**PROBLEM DESCRIPTION**.
Pictures are to be left out, and every entry repeated exactly.

────

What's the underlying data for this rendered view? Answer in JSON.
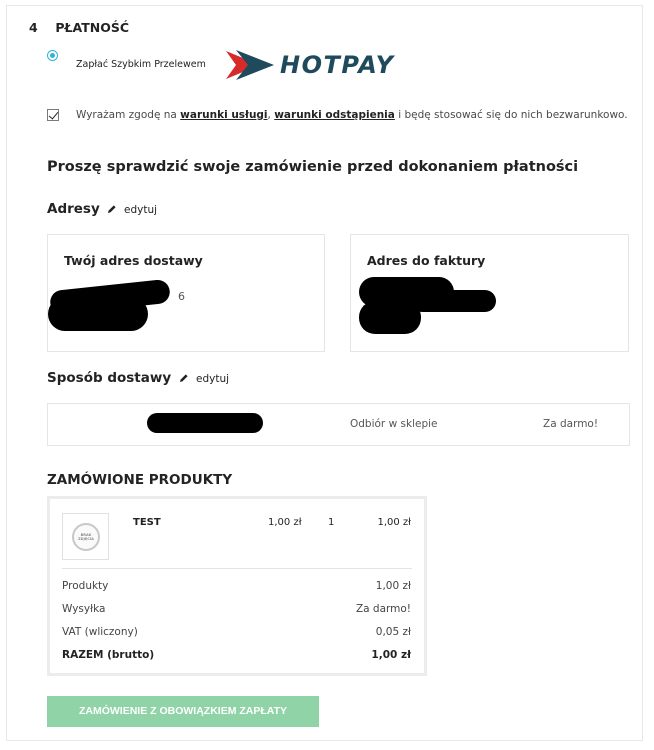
{
  "step": {
    "number": "4",
    "title": "PŁATNOŚĆ"
  },
  "payment": {
    "option_label": "Zapłać Szybkim Przelewem",
    "logo_text": "HOTPAY",
    "selected": true
  },
  "consent": {
    "checked": true,
    "prefix": "Wyrażam zgodę na ",
    "link1": "warunki usługi",
    "sep": ", ",
    "link2": "warunki odstąpienia",
    "suffix": " i będę stosować się do nich bezwarunkowo."
  },
  "review_title": "Proszę sprawdzić swoje zamówienie przed dokonaniem płatności",
  "addresses": {
    "title": "Adresy",
    "edit": "edytuj",
    "delivery_title": "Twój adres dostawy",
    "delivery_visible_fragment": "6",
    "invoice_title": "Adres do faktury"
  },
  "shipping": {
    "title": "Sposób dostawy",
    "edit": "edytuj",
    "method": "Odbiór w sklepie",
    "price": "Za darmo!"
  },
  "products": {
    "title": "ZAMÓWIONE PRODUKTY",
    "items": [
      {
        "name": "TEST",
        "unit_price": "1,00 zł",
        "qty": "1",
        "total": "1,00 zł",
        "thumb_text": "BRAK ZDJĘCIA"
      }
    ],
    "summary": [
      {
        "label": "Produkty",
        "value": "1,00 zł"
      },
      {
        "label": "Wysyłka",
        "value": "Za darmo!"
      },
      {
        "label": "VAT (wliczony)",
        "value": "0,05 zł"
      },
      {
        "label": "RAZEM (brutto)",
        "value": "1,00 zł"
      }
    ]
  },
  "order_button": "ZAMÓWIENIE Z OBOWIĄZKIEM ZAPŁATY",
  "colors": {
    "accent": "#2fb5d2",
    "button": "#8fd3a7",
    "hotpay_red": "#d52b2b",
    "hotpay_navy": "#1e4a5c"
  }
}
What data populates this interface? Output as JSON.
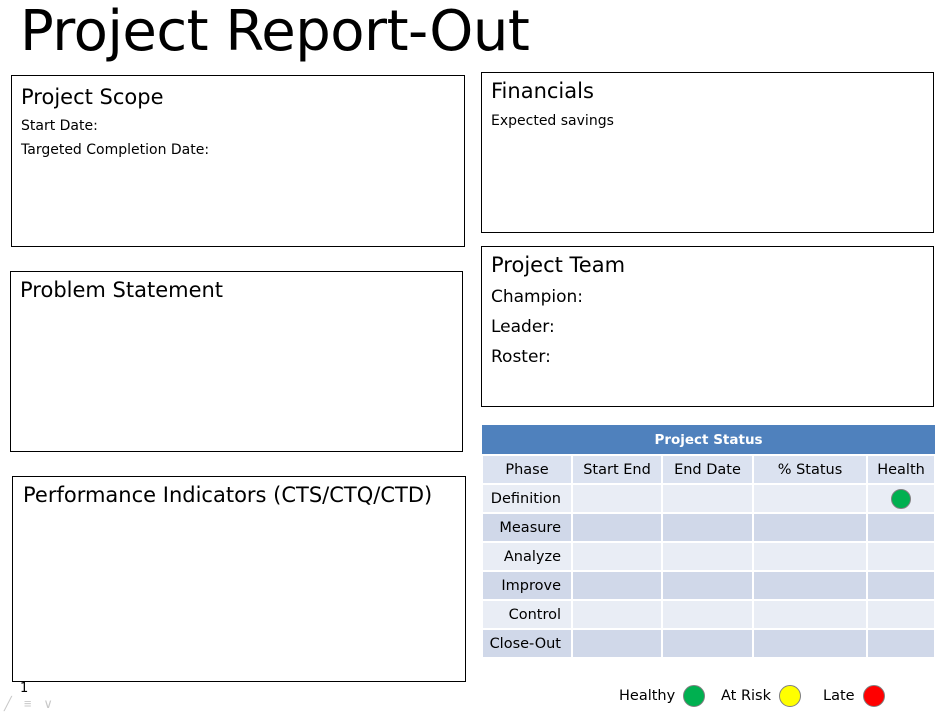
{
  "title": "Project Report-Out",
  "scope": {
    "title": "Project Scope",
    "start_date_label": "Start Date:",
    "completion_label": "Targeted Completion Date:"
  },
  "problem": {
    "title": "Problem Statement"
  },
  "performance": {
    "title": "Performance Indicators (CTS/CTQ/CTD)"
  },
  "financials": {
    "title": "Financials",
    "savings_label": "Expected savings"
  },
  "team": {
    "title": "Project Team",
    "champion_label": "Champion:",
    "leader_label": "Leader:",
    "roster_label": "Roster:"
  },
  "status": {
    "title": "Project Status",
    "columns": [
      "Phase",
      "Start End",
      "End Date",
      "% Status",
      "Health"
    ],
    "phases": [
      "Definition",
      "Measure",
      "Analyze",
      "Improve",
      "Control",
      "Close-Out"
    ],
    "definition_health": "Healthy"
  },
  "legend": {
    "healthy_label": "Healthy",
    "at_risk_label": "At Risk",
    "late_label": "Late"
  },
  "colors": {
    "healthy": "#00b050",
    "at_risk": "#ffff00",
    "late": "#ff0000",
    "table_header": "#4f81bd"
  },
  "page_number": "1",
  "footer_icons": [
    "pen-icon",
    "menu-icon",
    "chevron-down-icon"
  ]
}
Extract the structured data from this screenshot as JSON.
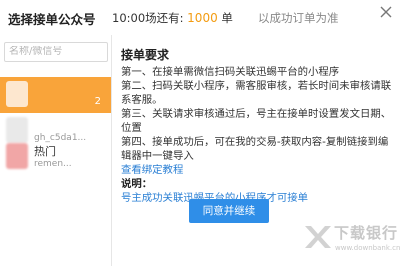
{
  "header": {
    "title": "选择接单公众号",
    "count_prefix": "10:00场还有:",
    "count_value": "1000",
    "count_unit": "单",
    "note": "以成功订单为准"
  },
  "sidebar": {
    "search_placeholder": "名称/微信号",
    "accounts": [
      {
        "name": "",
        "sub": "",
        "badge": "2"
      },
      {
        "name": "",
        "sub": "gh_c5da1..."
      },
      {
        "name": "热门",
        "sub": "remen..."
      }
    ]
  },
  "main": {
    "section_title": "接单要求",
    "rules": [
      "第一、在接单需微信扫码关联迅蜴平台的小程序",
      "第二、扫码关联小程序，需客服审核，若长时间未审核请联系客服。",
      "第三、关联请求审核通过后，号主在接单时设置发文日期、位置",
      "第四、接单成功后，可在我的交易-获取内容-复制链接到编辑器中一键导入"
    ],
    "view_tutorial": "查看绑定教程",
    "note_label": "说明：",
    "note_link": "号主成功关联迅蜴平台的小程序才可接单",
    "agree_button": "同意并继续"
  },
  "watermark": {
    "text": "下载银行",
    "url": "www.downbank.cn"
  }
}
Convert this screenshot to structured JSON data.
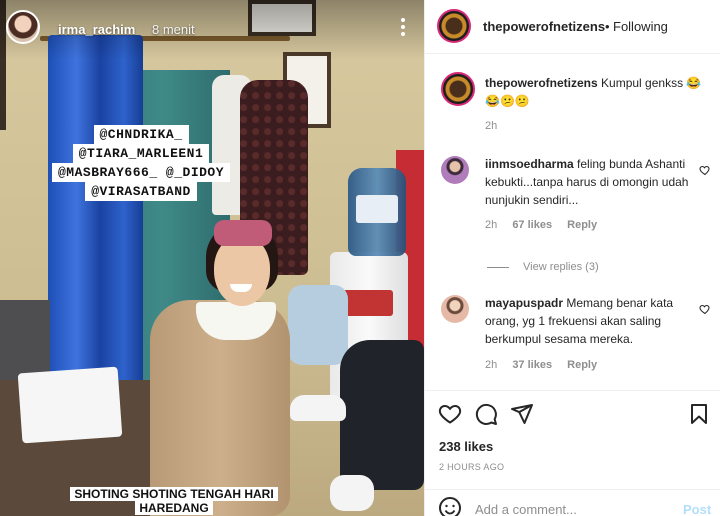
{
  "story": {
    "username": "irma_rachim",
    "time": "8 menit",
    "mentions": [
      "@CHNDRIKA_",
      "@TIARA_MARLEEN1",
      "@MASBRAY666_ @_DIDOY",
      "@VIRASATBAND"
    ],
    "caption": "SHOTING SHOTING TENGAH HARI HAREDANG"
  },
  "header": {
    "username": "thepowerofnetizens",
    "separator": "•",
    "follow_state": "Following"
  },
  "caption": {
    "username": "thepowerofnetizens",
    "text": "Kumpul genkss 😂😂😕😕",
    "age": "2h"
  },
  "comments": [
    {
      "username": "iinmsoedharma",
      "text": "feling bunda Ashanti kebukti...tanpa harus di omongin udah nunjukin sendiri...",
      "age": "2h",
      "likes": "67 likes",
      "reply": "Reply",
      "view_replies": "View replies (3)"
    },
    {
      "username": "mayapuspadr",
      "text": "Memang benar kata orang, yg 1 frekuensi akan saling berkumpul sesama mereka.",
      "age": "2h",
      "likes": "37 likes",
      "reply": "Reply"
    }
  ],
  "actions": {
    "likes": "238 likes",
    "ago": "2 HOURS AGO",
    "add_comment_placeholder": "Add a comment...",
    "post_label": "Post",
    "icons": [
      "heart-icon",
      "comment-icon",
      "share-icon",
      "bookmark-icon",
      "emoji-icon"
    ]
  }
}
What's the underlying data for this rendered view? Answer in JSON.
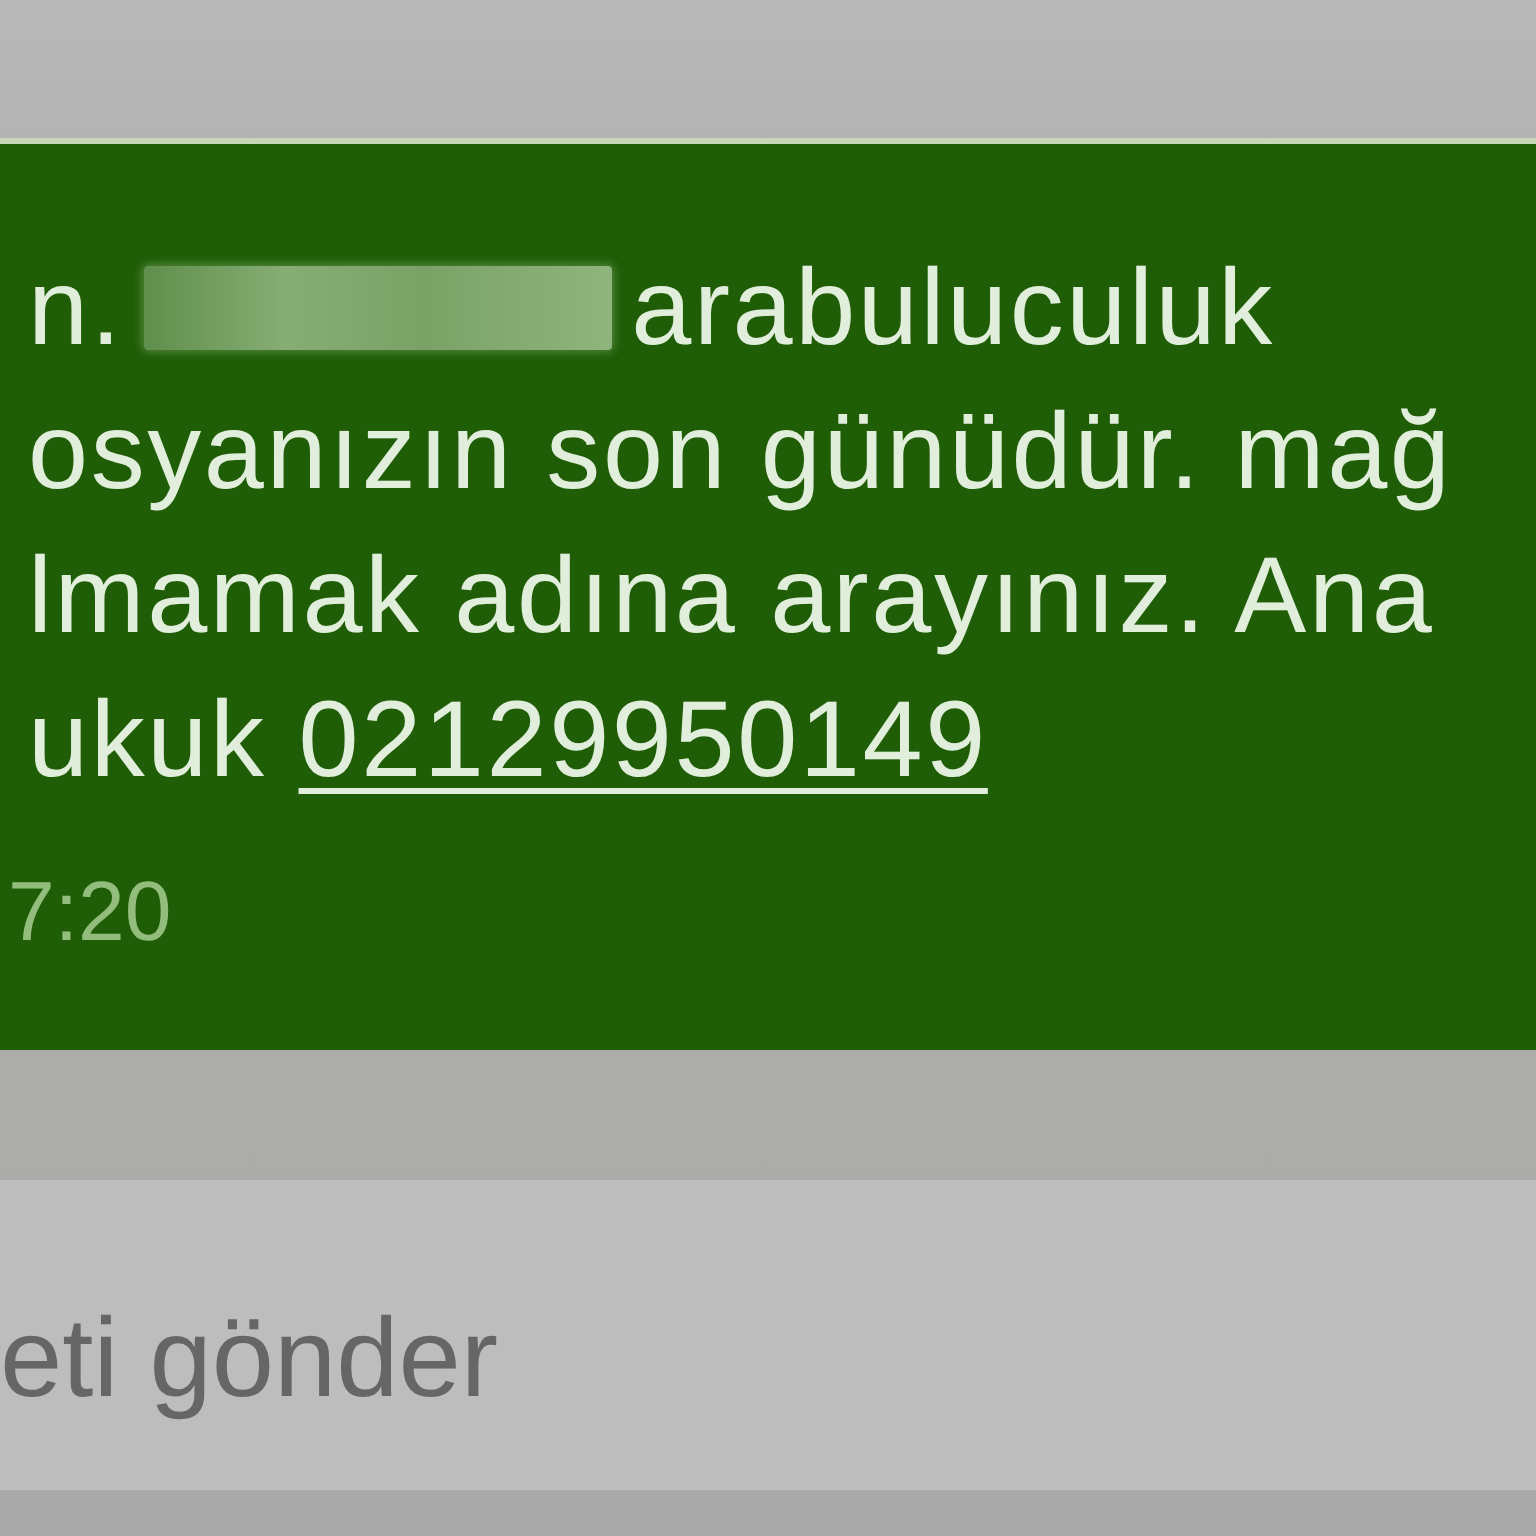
{
  "message": {
    "lines": [
      [
        {
          "kind": "text",
          "text": "n."
        },
        {
          "kind": "redacted"
        },
        {
          "kind": "text",
          "text": "arabuluculuk"
        }
      ],
      [
        {
          "kind": "text",
          "text": "osyanızın son günüdür. mağ"
        }
      ],
      [
        {
          "kind": "text",
          "text": "lmamak adına arayınız. Ana"
        }
      ],
      [
        {
          "kind": "text",
          "text": "ukuk"
        },
        {
          "kind": "link",
          "text": "02129950149"
        }
      ]
    ],
    "time": "7:20"
  },
  "compose": {
    "placeholder": "eti gönder"
  }
}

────

**OUTPUT FOR THIS EXERCISE**.
What's the underlying data for this rendered view? Answer in JSON.
{
  "step": {
    "number": "4",
    "title": "PŁATNOŚĆ"
  },
  "payment": {
    "option_label": "Zapłać Szybkim Przelewem",
    "logo_text": "HOTPAY",
    "selected": true
  },
  "consent": {
    "checked": true,
    "prefix": "Wyrażam zgodę na ",
    "link1": "warunki usługi",
    "sep": ", ",
    "link2": "warunki odstąpienia",
    "suffix": " i będę stosować się do nich bezwarunkowo."
  },
  "review_title": "Proszę sprawdzić swoje zamówienie przed dokonaniem płatności",
  "addresses": {
    "title": "Adresy",
    "edit": "edytuj",
    "delivery_title": "Twój adres dostawy",
    "delivery_visible_fragment": "6",
    "invoice_title": "Adres do faktury"
  },
  "shipping": {
    "title": "Sposób dostawy",
    "edit": "edytuj",
    "method": "Odbiór w sklepie",
    "price": "Za darmo!"
  },
  "products": {
    "title": "ZAMÓWIONE PRODUKTY",
    "items": [
      {
        "name": "TEST",
        "unit_price": "1,00 zł",
        "qty": "1",
        "total": "1,00 zł",
        "thumb_text": "BRAK ZDJĘCIA"
      }
    ],
    "summary": [
      {
        "label": "Produkty",
        "value": "1,00 zł"
      },
      {
        "label": "Wysyłka",
        "value": "Za darmo!"
      },
      {
        "label": "VAT (wliczony)",
        "value": "0,05 zł"
      },
      {
        "label": "RAZEM (brutto)",
        "value": "1,00 zł"
      }
    ]
  },
  "order_button": "ZAMÓWIENIE Z OBOWIĄZKIEM ZAPŁATY",
  "colors": {
    "accent": "#2fb5d2",
    "button": "#8fd3a7",
    "hotpay_red": "#d52b2b",
    "hotpay_navy": "#1e4a5c"
  }
}
What data populates this interface? Output as JSON.
{
  "title": "Project Report-Out",
  "scope": {
    "title": "Project Scope",
    "start_date_label": "Start Date:",
    "completion_label": "Targeted Completion Date:"
  },
  "problem": {
    "title": "Problem Statement"
  },
  "performance": {
    "title": "Performance Indicators (CTS/CTQ/CTD)"
  },
  "financials": {
    "title": "Financials",
    "savings_label": "Expected savings"
  },
  "team": {
    "title": "Project Team",
    "champion_label": "Champion:",
    "leader_label": "Leader:",
    "roster_label": "Roster:"
  },
  "status": {
    "title": "Project Status",
    "columns": [
      "Phase",
      "Start End",
      "End Date",
      "% Status",
      "Health"
    ],
    "phases": [
      "Definition",
      "Measure",
      "Analyze",
      "Improve",
      "Control",
      "Close-Out"
    ],
    "definition_health": "Healthy"
  },
  "legend": {
    "healthy_label": "Healthy",
    "at_risk_label": "At Risk",
    "late_label": "Late"
  },
  "colors": {
    "healthy": "#00b050",
    "at_risk": "#ffff00",
    "late": "#ff0000",
    "table_header": "#4f81bd"
  },
  "page_number": "1",
  "footer_icons": [
    "pen-icon",
    "menu-icon",
    "chevron-down-icon"
  ]
}
Extract the structured data from this screenshot as JSON.
{
  "header": {
    "title": "选择接单公众号",
    "count_prefix": "10:00场还有:",
    "count_value": "1000",
    "count_unit": "单",
    "note": "以成功订单为准"
  },
  "sidebar": {
    "search_placeholder": "名称/微信号",
    "accounts": [
      {
        "name": "",
        "sub": "",
        "badge": "2"
      },
      {
        "name": "",
        "sub": "gh_c5da1..."
      },
      {
        "name": "热门",
        "sub": "remen..."
      }
    ]
  },
  "main": {
    "section_title": "接单要求",
    "rules": [
      "第一、在接单需微信扫码关联迅蜴平台的小程序",
      "第二、扫码关联小程序，需客服审核，若长时间未审核请联系客服。",
      "第三、关联请求审核通过后，号主在接单时设置发文日期、位置",
      "第四、接单成功后，可在我的交易-获取内容-复制链接到编辑器中一键导入"
    ],
    "view_tutorial": "查看绑定教程",
    "note_label": "说明：",
    "note_link": "号主成功关联迅蜴平台的小程序才可接单",
    "agree_button": "同意并继续"
  },
  "watermark": {
    "text": "下载银行",
    "url": "www.downbank.cn"
  }
}
Convert this screenshot to structured JSON data.
{
  "story": {
    "username": "irma_rachim",
    "time": "8 menit",
    "mentions": [
      "@CHNDRIKA_",
      "@TIARA_MARLEEN1",
      "@MASBRAY666_ @_DIDOY",
      "@VIRASATBAND"
    ],
    "caption": "SHOTING SHOTING TENGAH HARI HAREDANG"
  },
  "header": {
    "username": "thepowerofnetizens",
    "separator": "•",
    "follow_state": "Following"
  },
  "caption": {
    "username": "thepowerofnetizens",
    "text": "Kumpul genkss 😂😂😕😕",
    "age": "2h"
  },
  "comments": [
    {
      "username": "iinmsoedharma",
      "text": "feling bunda Ashanti kebukti...tanpa harus di omongin udah nunjukin sendiri...",
      "age": "2h",
      "likes": "67 likes",
      "reply": "Reply",
      "view_replies": "View replies (3)"
    },
    {
      "username": "mayapuspadr",
      "text": "Memang benar kata orang, yg 1 frekuensi akan saling berkumpul sesama mereka.",
      "age": "2h",
      "likes": "37 likes",
      "reply": "Reply"
    }
  ],
  "actions": {
    "likes": "238 likes",
    "ago": "2 HOURS AGO",
    "add_comment_placeholder": "Add a comment...",
    "post_label": "Post",
    "icons": [
      "heart-icon",
      "comment-icon",
      "share-icon",
      "bookmark-icon",
      "emoji-icon"
    ]
  }
}
What's the underlying data for this rendered view? Answer in JSON.
{
  "message": {
    "lines": [
      [
        {
          "kind": "text",
          "text": "n."
        },
        {
          "kind": "redacted"
        },
        {
          "kind": "text",
          "text": "arabuluculuk"
        }
      ],
      [
        {
          "kind": "text",
          "text": "osyanızın son günüdür. mağ"
        }
      ],
      [
        {
          "kind": "text",
          "text": "lmamak adına arayınız. Ana"
        }
      ],
      [
        {
          "kind": "text",
          "text": "ukuk"
        },
        {
          "kind": "link",
          "text": "02129950149"
        }
      ]
    ],
    "time": "7:20"
  },
  "compose": {
    "placeholder": "eti gönder"
  }
}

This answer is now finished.